# PROBLEM DESCRIPTION:
Without any of their pictures, return all of the records exactly.

───── LISTED RECORDS ─────

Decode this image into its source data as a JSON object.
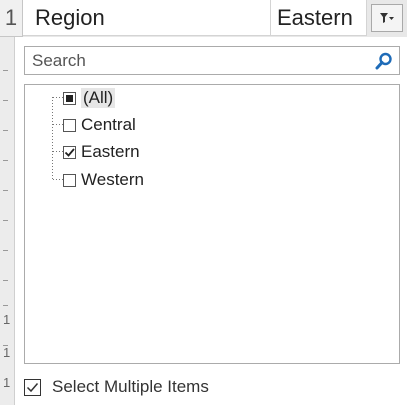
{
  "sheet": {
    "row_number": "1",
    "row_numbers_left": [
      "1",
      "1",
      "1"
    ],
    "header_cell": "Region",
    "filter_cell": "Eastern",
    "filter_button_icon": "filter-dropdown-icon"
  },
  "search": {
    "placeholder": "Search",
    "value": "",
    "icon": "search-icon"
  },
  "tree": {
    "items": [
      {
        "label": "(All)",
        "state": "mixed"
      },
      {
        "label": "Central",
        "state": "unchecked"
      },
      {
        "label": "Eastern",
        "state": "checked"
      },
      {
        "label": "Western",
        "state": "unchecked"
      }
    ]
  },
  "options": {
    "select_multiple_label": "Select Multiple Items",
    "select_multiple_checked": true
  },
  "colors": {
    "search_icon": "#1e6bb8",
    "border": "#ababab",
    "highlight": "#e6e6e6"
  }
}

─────

# FINISHED TASK:
Decode this image into its source data as a JSON object.
{
  "sheet": {
    "row_number": "1",
    "row_numbers_left": [
      "1",
      "1",
      "1"
    ],
    "header_cell": "Region",
    "filter_cell": "Eastern",
    "filter_button_icon": "filter-dropdown-icon"
  },
  "search": {
    "placeholder": "Search",
    "value": "",
    "icon": "search-icon"
  },
  "tree": {
    "items": [
      {
        "label": "(All)",
        "state": "mixed"
      },
      {
        "label": "Central",
        "state": "unchecked"
      },
      {
        "label": "Eastern",
        "state": "checked"
      },
      {
        "label": "Western",
        "state": "unchecked"
      }
    ]
  },
  "options": {
    "select_multiple_label": "Select Multiple Items",
    "select_multiple_checked": true
  },
  "colors": {
    "search_icon": "#1e6bb8",
    "border": "#ababab",
    "highlight": "#e6e6e6"
  }
}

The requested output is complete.